About this task = Strip the pictures and reproduce the rest of the listing exactly.
────────
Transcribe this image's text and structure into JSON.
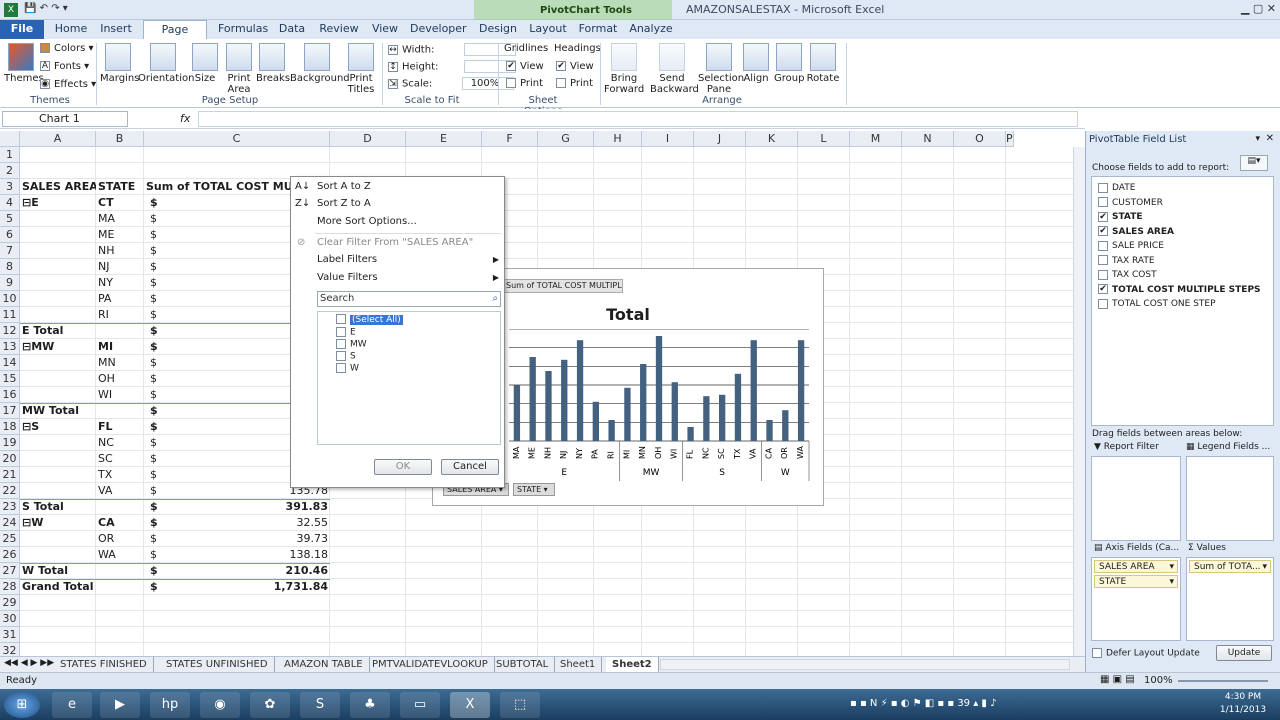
{
  "titlebar": {
    "title": "AMAZONSALESTAX  -  Microsoft Excel",
    "context_label": "PivotChart Tools"
  },
  "tabs": [
    "File",
    "Home",
    "Insert",
    "Page Layout",
    "Formulas",
    "Data",
    "Review",
    "View",
    "Developer",
    "Design",
    "Layout",
    "Format",
    "Analyze"
  ],
  "ribbon": {
    "themes": {
      "themes": "Themes",
      "colors": "Colors",
      "fonts": "Fonts",
      "effects": "Effects",
      "group": "Themes"
    },
    "page_setup": {
      "margins": "Margins",
      "orientation": "Orientation",
      "size": "Size",
      "print_area": "Print Area",
      "breaks": "Breaks",
      "background": "Background",
      "print_titles": "Print Titles",
      "group": "Page Setup"
    },
    "scale": {
      "width": "Width:",
      "height": "Height:",
      "scale": "Scale:",
      "scale_value": "100%",
      "group": "Scale to Fit"
    },
    "sheet_options": {
      "gridlines": "Gridlines",
      "headings": "Headings",
      "view": "View",
      "print": "Print",
      "group": "Sheet Options"
    },
    "arrange": {
      "bring_forward": "Bring Forward",
      "send_backward": "Send Backward",
      "selection_pane": "Selection Pane",
      "align": "Align",
      "group_btn": "Group",
      "rotate": "Rotate",
      "group": "Arrange"
    }
  },
  "formula": {
    "name_box": "Chart 1",
    "fx": "fx"
  },
  "columns": [
    "A",
    "B",
    "C",
    "D",
    "E",
    "F",
    "G",
    "H",
    "I",
    "J",
    "K",
    "L",
    "M",
    "N",
    "O",
    "P"
  ],
  "rows": [
    {
      "n": "1",
      "a": "",
      "b": "",
      "c": ""
    },
    {
      "n": "2",
      "a": "",
      "b": "",
      "c": ""
    },
    {
      "n": "3",
      "a": "SALES AREA",
      "b": "STATE",
      "c": "Sum of TOTAL COST MULTIPLE STEPS"
    },
    {
      "n": "4",
      "a": "⊟E",
      "b": "CT",
      "c": "$"
    },
    {
      "n": "5",
      "a": "",
      "b": "MA",
      "c": "$"
    },
    {
      "n": "6",
      "a": "",
      "b": "ME",
      "c": "$"
    },
    {
      "n": "7",
      "a": "",
      "b": "NH",
      "c": "$"
    },
    {
      "n": "8",
      "a": "",
      "b": "NJ",
      "c": "$"
    },
    {
      "n": "9",
      "a": "",
      "b": "NY",
      "c": "$"
    },
    {
      "n": "10",
      "a": "",
      "b": "PA",
      "c": "$"
    },
    {
      "n": "11",
      "a": "",
      "b": "RI",
      "c": "$"
    },
    {
      "n": "12",
      "a": "E Total",
      "b": "",
      "c": "$"
    },
    {
      "n": "13",
      "a": "⊟MW",
      "b": "MI",
      "c": "$"
    },
    {
      "n": "14",
      "a": "",
      "b": "MN",
      "c": "$"
    },
    {
      "n": "15",
      "a": "",
      "b": "OH",
      "c": "$"
    },
    {
      "n": "16",
      "a": "",
      "b": "WI",
      "c": "$"
    },
    {
      "n": "17",
      "a": "MW Total",
      "b": "",
      "c": "$"
    },
    {
      "n": "18",
      "a": "⊟S",
      "b": "FL",
      "c": "$"
    },
    {
      "n": "19",
      "a": "",
      "b": "NC",
      "c": "$"
    },
    {
      "n": "20",
      "a": "",
      "b": "SC",
      "c": "$"
    },
    {
      "n": "21",
      "a": "",
      "b": "TX",
      "c": "$"
    },
    {
      "n": "22",
      "a": "",
      "b": "VA",
      "c": "$",
      "v": "135.78"
    },
    {
      "n": "23",
      "a": "S Total",
      "b": "",
      "c": "$",
      "v": "391.83"
    },
    {
      "n": "24",
      "a": "⊟W",
      "b": "CA",
      "c": "$",
      "v": "32.55"
    },
    {
      "n": "25",
      "a": "",
      "b": "OR",
      "c": "$",
      "v": "39.73"
    },
    {
      "n": "26",
      "a": "",
      "b": "WA",
      "c": "$",
      "v": "138.18"
    },
    {
      "n": "27",
      "a": "W Total",
      "b": "",
      "c": "$",
      "v": "210.46"
    },
    {
      "n": "28",
      "a": "Grand Total",
      "b": "",
      "c": "$",
      "v": "1,731.84"
    },
    {
      "n": "29",
      "a": "",
      "b": "",
      "c": ""
    },
    {
      "n": "30",
      "a": "",
      "b": "",
      "c": ""
    },
    {
      "n": "31",
      "a": "",
      "b": "",
      "c": ""
    },
    {
      "n": "32",
      "a": "",
      "b": "",
      "c": ""
    }
  ],
  "filter_menu": {
    "sort_az": "Sort A to Z",
    "sort_za": "Sort Z to A",
    "more_sort": "More Sort Options...",
    "clear_filter": "Clear Filter From \"SALES AREA\"",
    "label_filters": "Label Filters",
    "value_filters": "Value Filters",
    "search_placeholder": "Search",
    "items": [
      "(Select All)",
      "E",
      "MW",
      "S",
      "W"
    ],
    "ok": "OK",
    "cancel": "Cancel"
  },
  "chart_data": {
    "type": "bar",
    "title": "Total",
    "field_button": "Sum of TOTAL COST MULTIPLE STEPS",
    "categories": [
      "MA",
      "ME",
      "NH",
      "NJ",
      "NY",
      "PA",
      "RI",
      "MI",
      "MN",
      "OH",
      "WI",
      "FL",
      "NC",
      "SC",
      "TX",
      "VA",
      "CA",
      "OR",
      "WA"
    ],
    "values": [
      40,
      60,
      50,
      58,
      72,
      28,
      15,
      38,
      55,
      75,
      42,
      10,
      32,
      33,
      48,
      72,
      15,
      22,
      72
    ],
    "groups": [
      {
        "name": "E",
        "span": 7
      },
      {
        "name": "MW",
        "span": 4
      },
      {
        "name": "S",
        "span": 5
      },
      {
        "name": "W",
        "span": 3
      }
    ],
    "axis_buttons": [
      "SALES AREA",
      "STATE"
    ]
  },
  "sheets": [
    "STATES FINISHED",
    "STATES UNFINISHED",
    "AMAZON TABLE",
    "PMTVALIDATEVLOOKUP",
    "SUBTOTAL",
    "Sheet1",
    "Sheet2"
  ],
  "status": {
    "ready": "Ready",
    "zoom": "100%"
  },
  "field_list": {
    "title": "PivotTable Field List",
    "choose": "Choose fields to add to report:",
    "fields": [
      {
        "name": "DATE",
        "checked": false
      },
      {
        "name": "CUSTOMER",
        "checked": false
      },
      {
        "name": "STATE",
        "checked": true
      },
      {
        "name": "SALES AREA",
        "checked": true
      },
      {
        "name": "SALE PRICE",
        "checked": false
      },
      {
        "name": "TAX RATE",
        "checked": false
      },
      {
        "name": "TAX COST",
        "checked": false
      },
      {
        "name": "TOTAL COST MULTIPLE STEPS",
        "checked": true
      },
      {
        "name": "TOTAL COST ONE STEP",
        "checked": false
      }
    ],
    "drag": "Drag fields between areas below:",
    "report_filter": "Report Filter",
    "legend_fields": "Legend Fields ...",
    "axis_fields": "Axis Fields (Ca...",
    "values": "Values",
    "axis_items": [
      "SALES AREA",
      "STATE"
    ],
    "value_items": [
      "Sum of TOTA..."
    ],
    "defer": "Defer Layout Update",
    "update": "Update"
  },
  "taskbar": {
    "time": "4:30 PM",
    "date": "1/11/2013"
  },
  "colors": {
    "bar": "#44617f",
    "accent": "#2a62b4"
  }
}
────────
Output for this task =
Transcribe this image's text and structure into JSON.
{
  "titlebar": {
    "title": "AMAZONSALESTAX  -  Microsoft Excel",
    "context_label": "PivotChart Tools"
  },
  "tabs": [
    "File",
    "Home",
    "Insert",
    "Page Layout",
    "Formulas",
    "Data",
    "Review",
    "View",
    "Developer",
    "Design",
    "Layout",
    "Format",
    "Analyze"
  ],
  "ribbon": {
    "themes": {
      "themes": "Themes",
      "colors": "Colors",
      "fonts": "Fonts",
      "effects": "Effects",
      "group": "Themes"
    },
    "page_setup": {
      "margins": "Margins",
      "orientation": "Orientation",
      "size": "Size",
      "print_area": "Print Area",
      "breaks": "Breaks",
      "background": "Background",
      "print_titles": "Print Titles",
      "group": "Page Setup"
    },
    "scale": {
      "width": "Width:",
      "height": "Height:",
      "scale": "Scale:",
      "scale_value": "100%",
      "group": "Scale to Fit"
    },
    "sheet_options": {
      "gridlines": "Gridlines",
      "headings": "Headings",
      "view": "View",
      "print": "Print",
      "group": "Sheet Options"
    },
    "arrange": {
      "bring_forward": "Bring Forward",
      "send_backward": "Send Backward",
      "selection_pane": "Selection Pane",
      "align": "Align",
      "group_btn": "Group",
      "rotate": "Rotate",
      "group": "Arrange"
    }
  },
  "formula": {
    "name_box": "Chart 1",
    "fx": "fx"
  },
  "columns": [
    "A",
    "B",
    "C",
    "D",
    "E",
    "F",
    "G",
    "H",
    "I",
    "J",
    "K",
    "L",
    "M",
    "N",
    "O",
    "P"
  ],
  "rows": [
    {
      "n": "1",
      "a": "",
      "b": "",
      "c": ""
    },
    {
      "n": "2",
      "a": "",
      "b": "",
      "c": ""
    },
    {
      "n": "3",
      "a": "SALES AREA",
      "b": "STATE",
      "c": "Sum of TOTAL COST MULTIPLE STEPS"
    },
    {
      "n": "4",
      "a": "⊟E",
      "b": "CT",
      "c": "$"
    },
    {
      "n": "5",
      "a": "",
      "b": "MA",
      "c": "$"
    },
    {
      "n": "6",
      "a": "",
      "b": "ME",
      "c": "$"
    },
    {
      "n": "7",
      "a": "",
      "b": "NH",
      "c": "$"
    },
    {
      "n": "8",
      "a": "",
      "b": "NJ",
      "c": "$"
    },
    {
      "n": "9",
      "a": "",
      "b": "NY",
      "c": "$"
    },
    {
      "n": "10",
      "a": "",
      "b": "PA",
      "c": "$"
    },
    {
      "n": "11",
      "a": "",
      "b": "RI",
      "c": "$"
    },
    {
      "n": "12",
      "a": "E Total",
      "b": "",
      "c": "$"
    },
    {
      "n": "13",
      "a": "⊟MW",
      "b": "MI",
      "c": "$"
    },
    {
      "n": "14",
      "a": "",
      "b": "MN",
      "c": "$"
    },
    {
      "n": "15",
      "a": "",
      "b": "OH",
      "c": "$"
    },
    {
      "n": "16",
      "a": "",
      "b": "WI",
      "c": "$"
    },
    {
      "n": "17",
      "a": "MW Total",
      "b": "",
      "c": "$"
    },
    {
      "n": "18",
      "a": "⊟S",
      "b": "FL",
      "c": "$"
    },
    {
      "n": "19",
      "a": "",
      "b": "NC",
      "c": "$"
    },
    {
      "n": "20",
      "a": "",
      "b": "SC",
      "c": "$"
    },
    {
      "n": "21",
      "a": "",
      "b": "TX",
      "c": "$"
    },
    {
      "n": "22",
      "a": "",
      "b": "VA",
      "c": "$",
      "v": "135.78"
    },
    {
      "n": "23",
      "a": "S Total",
      "b": "",
      "c": "$",
      "v": "391.83"
    },
    {
      "n": "24",
      "a": "⊟W",
      "b": "CA",
      "c": "$",
      "v": "32.55"
    },
    {
      "n": "25",
      "a": "",
      "b": "OR",
      "c": "$",
      "v": "39.73"
    },
    {
      "n": "26",
      "a": "",
      "b": "WA",
      "c": "$",
      "v": "138.18"
    },
    {
      "n": "27",
      "a": "W Total",
      "b": "",
      "c": "$",
      "v": "210.46"
    },
    {
      "n": "28",
      "a": "Grand Total",
      "b": "",
      "c": "$",
      "v": "1,731.84"
    },
    {
      "n": "29",
      "a": "",
      "b": "",
      "c": ""
    },
    {
      "n": "30",
      "a": "",
      "b": "",
      "c": ""
    },
    {
      "n": "31",
      "a": "",
      "b": "",
      "c": ""
    },
    {
      "n": "32",
      "a": "",
      "b": "",
      "c": ""
    }
  ],
  "filter_menu": {
    "sort_az": "Sort A to Z",
    "sort_za": "Sort Z to A",
    "more_sort": "More Sort Options...",
    "clear_filter": "Clear Filter From \"SALES AREA\"",
    "label_filters": "Label Filters",
    "value_filters": "Value Filters",
    "search_placeholder": "Search",
    "items": [
      "(Select All)",
      "E",
      "MW",
      "S",
      "W"
    ],
    "ok": "OK",
    "cancel": "Cancel"
  },
  "chart_data": {
    "type": "bar",
    "title": "Total",
    "field_button": "Sum of TOTAL COST MULTIPLE STEPS",
    "categories": [
      "MA",
      "ME",
      "NH",
      "NJ",
      "NY",
      "PA",
      "RI",
      "MI",
      "MN",
      "OH",
      "WI",
      "FL",
      "NC",
      "SC",
      "TX",
      "VA",
      "CA",
      "OR",
      "WA"
    ],
    "values": [
      40,
      60,
      50,
      58,
      72,
      28,
      15,
      38,
      55,
      75,
      42,
      10,
      32,
      33,
      48,
      72,
      15,
      22,
      72
    ],
    "groups": [
      {
        "name": "E",
        "span": 7
      },
      {
        "name": "MW",
        "span": 4
      },
      {
        "name": "S",
        "span": 5
      },
      {
        "name": "W",
        "span": 3
      }
    ],
    "axis_buttons": [
      "SALES AREA",
      "STATE"
    ]
  },
  "sheets": [
    "STATES FINISHED",
    "STATES UNFINISHED",
    "AMAZON TABLE",
    "PMTVALIDATEVLOOKUP",
    "SUBTOTAL",
    "Sheet1",
    "Sheet2"
  ],
  "status": {
    "ready": "Ready",
    "zoom": "100%"
  },
  "field_list": {
    "title": "PivotTable Field List",
    "choose": "Choose fields to add to report:",
    "fields": [
      {
        "name": "DATE",
        "checked": false
      },
      {
        "name": "CUSTOMER",
        "checked": false
      },
      {
        "name": "STATE",
        "checked": true
      },
      {
        "name": "SALES AREA",
        "checked": true
      },
      {
        "name": "SALE PRICE",
        "checked": false
      },
      {
        "name": "TAX RATE",
        "checked": false
      },
      {
        "name": "TAX COST",
        "checked": false
      },
      {
        "name": "TOTAL COST MULTIPLE STEPS",
        "checked": true
      },
      {
        "name": "TOTAL COST ONE STEP",
        "checked": false
      }
    ],
    "drag": "Drag fields between areas below:",
    "report_filter": "Report Filter",
    "legend_fields": "Legend Fields ...",
    "axis_fields": "Axis Fields (Ca...",
    "values": "Values",
    "axis_items": [
      "SALES AREA",
      "STATE"
    ],
    "value_items": [
      "Sum of TOTA..."
    ],
    "defer": "Defer Layout Update",
    "update": "Update"
  },
  "taskbar": {
    "time": "4:30 PM",
    "date": "1/11/2013"
  },
  "colors": {
    "bar": "#44617f",
    "accent": "#2a62b4"
  }
}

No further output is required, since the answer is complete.